Yesterday the European Commission published proposals for a single supervisory mechanism that will put the ECB in charge of overseeing banks in 17 euro countries.
While 6,000 financial institutions will be supervised from Frankfurt, the ECB will follow a rulebook developed by the European Banking Authority (based in London), which will oversee regulation in the 27 EU states to protect the European single market.
The Irish banks – namely Bank of Ireland, Allied Irish Banks, Permanent TSB and Irish Bank Resolution Corporation (which is running down the former Anglo Irish Bank and Irish Nationwide) – will be among the first wave of banks to be supervised from Frankfurt.
The commission said the ECB had the discretion to assume full supervision over any banking institution from the start of next year, particularly those which have received or requested state funds.
This in effect means banks in Spain and Ireland, as they are the countries that will benefit first from the euro bailout fund, the European Stability Mechanism.
The systemic or too-big-to-fail banks will be supervised by the ECB from July 1st, 2013, and all other banks from the start of 2014.
Proposals for a common approach to deposit guarantees and resolving failed banks will be adopted by the end of this year.
The creation of the pan-euro zone banking regulator turns the relationship between the European and Irish Central Banks into that of a head office and a branch. Day-to-day banking supervision will remain with the Central Bank but big decisions such as authorising banking licences, stress-testing and early interventions in failing banks will be signed off by Frankfurt, working with Dublin.
The new relationship between national and European central banks was likened to the Irish regulator’s relations with the troika, where the Central Bank supervises with the troika looking over its shoulder, said one source.
A supervisory board will sit below the ECB’s governing council and aside from a chairman, vice-chairman and four ECB officials, each national central bank will be represented by one individual.
Ireland’s representative on the board is expected to be Central Bank deputy governor Matthew Elderfield, who is in charge of regulating Irish financial institutions.
The changes could be a “mixed blessing” for banks, said Jonathan McMahon, now global head of bank regulation and restructuring at consultants Mazars but who was until recently the Central Bank’s director of banking supervision.

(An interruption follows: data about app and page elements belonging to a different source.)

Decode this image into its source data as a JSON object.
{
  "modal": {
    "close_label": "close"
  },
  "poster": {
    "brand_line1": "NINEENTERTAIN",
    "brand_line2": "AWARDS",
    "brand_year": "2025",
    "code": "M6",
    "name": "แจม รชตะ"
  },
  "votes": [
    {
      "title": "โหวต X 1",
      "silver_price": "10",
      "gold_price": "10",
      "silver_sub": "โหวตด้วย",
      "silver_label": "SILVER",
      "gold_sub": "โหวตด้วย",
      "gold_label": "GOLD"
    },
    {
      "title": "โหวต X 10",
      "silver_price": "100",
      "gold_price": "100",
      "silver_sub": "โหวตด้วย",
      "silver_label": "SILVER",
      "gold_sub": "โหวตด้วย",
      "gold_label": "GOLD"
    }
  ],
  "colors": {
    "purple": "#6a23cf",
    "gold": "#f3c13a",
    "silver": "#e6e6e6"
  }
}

“Central bankers’ suspicion of rules-based supervision might lead to a push to simplify regulatory regimes,” said McMahon in a report on the banking union. “Conversely, there will be more willingness to interfere in day-to-day business decisions, including the appointment of staff.”